Construction on a Texoma Road has Left Residents Unhappy - - No One Gets You Closer

Construction on a Texoma Road has Left Residents Unhappy

BRYAN COUNTY, OK -- Last year Bryan County finalized plans to re-construct Sawmill Road, to make it safer for drivers because of heavy traffic. But the work has left some residents unhappy. 

It began last fall, widening and paving Sawmill Road, just outside of Durant city limits, to make the road safer and better accessible to Highway 70. 

"I've seen wrecks out here," said Billy Proctor, who has lived on the road for years, "cars in ditches and turned over from being an unsafe road."

Neighbors agree with the county's decision to fix the road, but some believe the actual construction isn't being handled properly. 

"They do a lot of stuff that," said Jason Ash, upset with the construction, "try and sneak stuff past people. I mean the fences aren't where they're supposed to be. They put it where its convenient for them, not where its supposed to be." 

Ash says the work has left his property damaged. Before the construction, flooding - shown in the video - on his property wasn't an issue. But now, he says, his property has been flooded with each rain. 

"Badly," he said. "There's ten horns where there wasn't ten horns." 

He says he's confronted workers without a friendly response. And agrues the work being done isn't effective.  

"They move dirt from one end to the other," he said. "They put gravel down. They wait three days then they put it back in the ditches then pick up new gravel to put back down." 

"I think they've had some issues," said Bryan County Commissioner Jay Perry. "And I think they've come to recognize what those issues are and I think they're doing everything that they can now to try and resolve it." 
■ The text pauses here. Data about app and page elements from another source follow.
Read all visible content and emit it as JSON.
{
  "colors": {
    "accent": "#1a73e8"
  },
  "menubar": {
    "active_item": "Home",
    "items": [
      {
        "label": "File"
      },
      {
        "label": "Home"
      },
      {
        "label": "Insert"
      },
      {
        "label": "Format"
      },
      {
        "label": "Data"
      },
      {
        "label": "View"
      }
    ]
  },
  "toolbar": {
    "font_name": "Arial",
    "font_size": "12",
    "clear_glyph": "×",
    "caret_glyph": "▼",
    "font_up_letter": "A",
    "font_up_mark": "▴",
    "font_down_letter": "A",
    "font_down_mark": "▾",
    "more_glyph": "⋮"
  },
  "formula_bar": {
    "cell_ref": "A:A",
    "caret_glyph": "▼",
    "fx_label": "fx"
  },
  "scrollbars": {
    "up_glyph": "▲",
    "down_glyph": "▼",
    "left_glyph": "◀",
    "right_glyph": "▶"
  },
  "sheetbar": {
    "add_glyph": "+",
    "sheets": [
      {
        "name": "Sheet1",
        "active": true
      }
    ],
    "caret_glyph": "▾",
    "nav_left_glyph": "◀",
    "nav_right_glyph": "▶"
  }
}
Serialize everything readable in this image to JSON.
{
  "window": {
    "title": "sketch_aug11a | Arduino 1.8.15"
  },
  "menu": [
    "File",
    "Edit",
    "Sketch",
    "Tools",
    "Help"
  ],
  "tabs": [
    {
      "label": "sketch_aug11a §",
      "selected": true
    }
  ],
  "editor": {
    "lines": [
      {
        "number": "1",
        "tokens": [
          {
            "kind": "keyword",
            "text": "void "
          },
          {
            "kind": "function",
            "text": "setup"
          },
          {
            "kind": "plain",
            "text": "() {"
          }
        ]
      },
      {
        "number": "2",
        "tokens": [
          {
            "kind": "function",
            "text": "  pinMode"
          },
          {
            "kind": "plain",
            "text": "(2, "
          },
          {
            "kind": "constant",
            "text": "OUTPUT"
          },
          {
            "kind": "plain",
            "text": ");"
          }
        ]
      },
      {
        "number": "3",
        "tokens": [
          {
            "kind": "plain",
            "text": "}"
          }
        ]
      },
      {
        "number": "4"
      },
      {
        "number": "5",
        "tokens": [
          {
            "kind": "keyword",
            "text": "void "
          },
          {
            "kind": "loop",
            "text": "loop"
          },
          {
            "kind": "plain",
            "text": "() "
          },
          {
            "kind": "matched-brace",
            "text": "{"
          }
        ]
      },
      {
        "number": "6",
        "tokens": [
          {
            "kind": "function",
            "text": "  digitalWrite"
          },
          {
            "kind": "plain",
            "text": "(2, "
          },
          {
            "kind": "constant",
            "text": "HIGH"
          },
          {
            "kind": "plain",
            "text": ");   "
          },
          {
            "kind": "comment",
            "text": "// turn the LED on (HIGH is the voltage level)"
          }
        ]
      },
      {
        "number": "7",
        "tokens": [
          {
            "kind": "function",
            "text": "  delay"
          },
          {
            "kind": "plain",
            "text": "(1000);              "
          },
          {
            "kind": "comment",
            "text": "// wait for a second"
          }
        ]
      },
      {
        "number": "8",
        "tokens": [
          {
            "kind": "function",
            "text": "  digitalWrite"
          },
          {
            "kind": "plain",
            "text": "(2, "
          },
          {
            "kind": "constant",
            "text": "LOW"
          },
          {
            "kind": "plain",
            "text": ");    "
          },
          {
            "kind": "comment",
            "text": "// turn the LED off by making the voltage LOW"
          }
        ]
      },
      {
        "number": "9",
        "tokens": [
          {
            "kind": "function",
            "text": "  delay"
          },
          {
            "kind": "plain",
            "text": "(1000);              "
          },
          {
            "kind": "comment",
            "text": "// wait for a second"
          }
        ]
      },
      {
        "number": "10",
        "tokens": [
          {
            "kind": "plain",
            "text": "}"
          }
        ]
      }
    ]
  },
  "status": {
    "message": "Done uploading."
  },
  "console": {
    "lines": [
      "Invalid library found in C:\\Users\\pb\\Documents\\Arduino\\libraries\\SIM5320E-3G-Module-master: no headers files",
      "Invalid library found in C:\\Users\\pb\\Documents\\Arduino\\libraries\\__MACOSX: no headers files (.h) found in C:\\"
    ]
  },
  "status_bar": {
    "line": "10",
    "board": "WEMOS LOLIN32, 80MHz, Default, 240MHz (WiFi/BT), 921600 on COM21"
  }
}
Students in the area say the work has delayed their trip home by thirty minutes up to an hour. Leaving parents worried and bus drivers frustrated. 

"They wouldn't let the construction stop to let them walk through," said Kailee Arington, a student and resident. "They would drop them off somewhere and they'd have to walk off the side of the road."

Ash says other residents feel the same way, but not many are speaking up like him. 

"The few that have, they just feel bullied," he said. 

The project manager with the company preferred to speak off camera, but says his workers are doing the best they can. And they're in the last leg of work. And some residents see that effort. 

"Road people that have been working out here," said Proctor. "I've got to know them. They're some great people."

Bryan County Commissioner Jay Perry says, like many residents, he expected the work to be done much sooner. He says there isn't a set end date for the project, but it's more than halfway done.